Why Roy Blunt and other Republicans haven’t disavowed Donald Trump

In June, Donald Trump boasted that he could shoot somebody and not lose votes. The outrageous comment was not too far from the truth.

A reporter from The Washington Post shadowed U.S. Sen. Roy Blunt in southwest Missouri on the day after the release of the audio of Trump bragging about forcing himself on women. Blunt told the reporter, David Weigel, that he expected Trump to show contrition for his remarks. But he stopped short of saying Trump had lost his vote or should quit the race, describing Hillary Clinton’s candidacy as an “unacceptable alternative.”

The piece captured why Blunt and other Republicans running for Congress have not disavowed Trump: They need his supporters to vote for them.
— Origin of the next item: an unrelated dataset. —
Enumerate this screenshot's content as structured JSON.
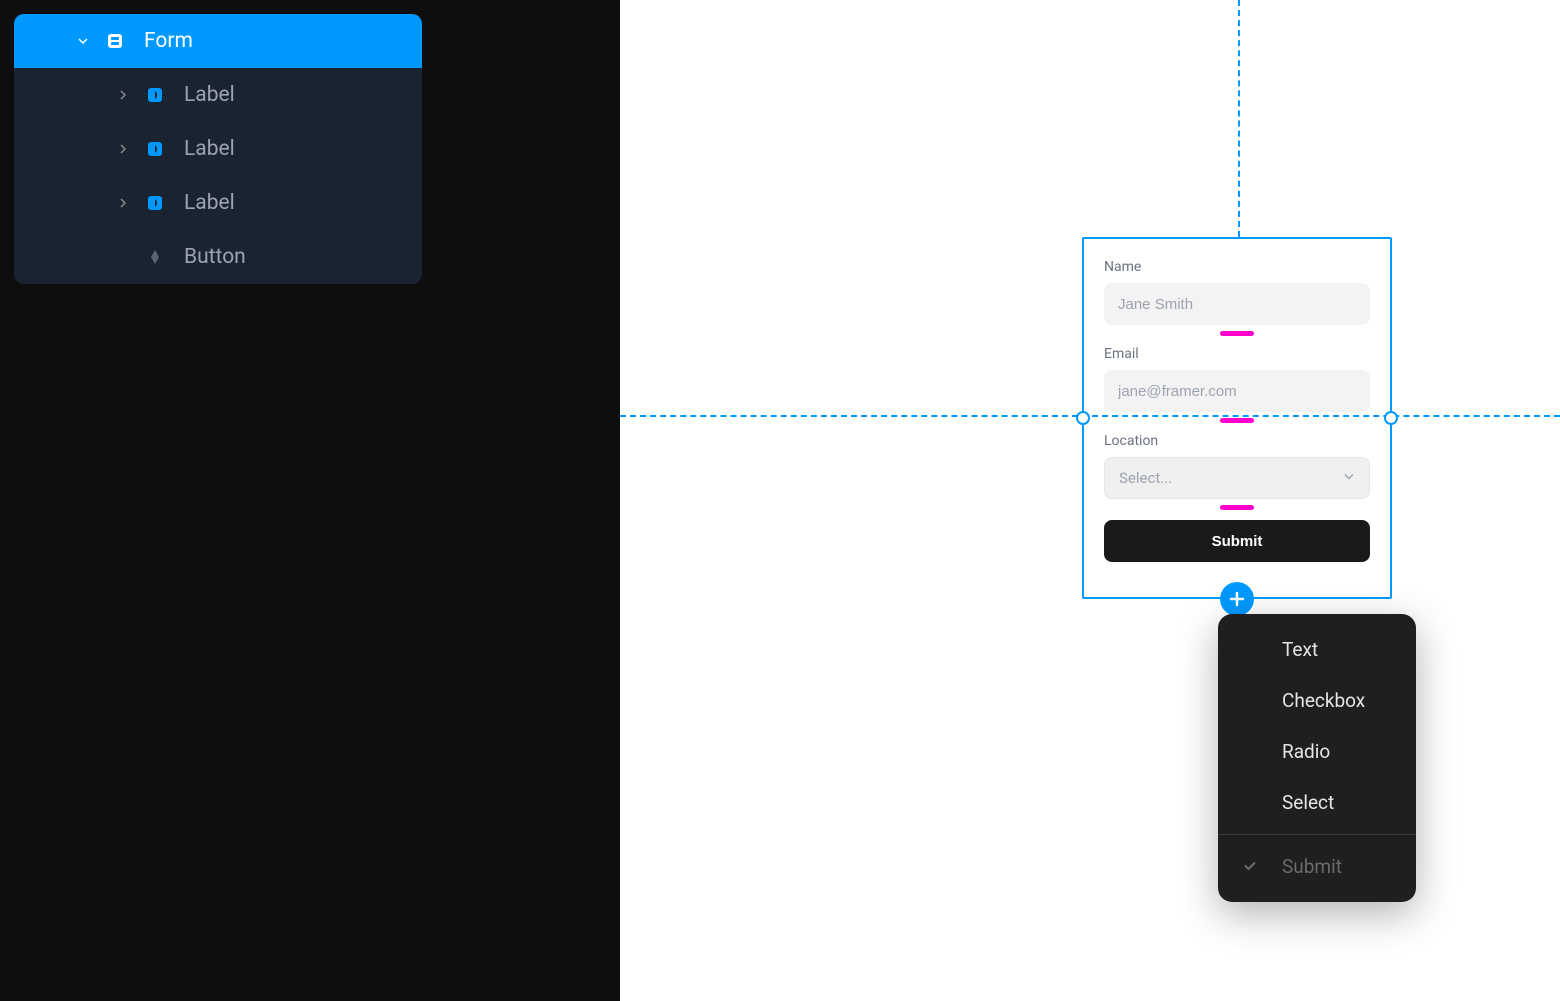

Weigel encountered one woman who said Trump had made the horrible remarks to Billy Bush when he was a Democrat, a Scott Baio-ish talking point. Another voter dismissed polls showing Clinton with the lead, arguing that Trump was drawing crowds of 20,000 and 30,000 people. At a family day at Springfield’s fairgrounds, Blunt greeted a woman who did not think a woman should be president.

There are a lot of people in Missouri who think this way, which is why Trump is likely to win the state’s 10 electoral votes. Blunt is less of a lock. The New York Times analytics shop says the race between Blunt and Democrat Jason Kander is “competitive.” Five Thirty Eight estimates Kander has a 35 percent chance of turning Blunt’s seat from red to blue.

GQ noted last week that Kander, who filmed a campaign ad in which he assembles an AR-15 while blindfolded, may pick up votes from people who are likely to vote for Trump:

In an election year in which Democrats are desperately hoping to take back the U.S. Senate, how ironic would it be if the candidate who puts them over the top is one who relies on some of the same disenchanted voters pulling the lever for the most polarizing Republican presidential candidate in 60 years?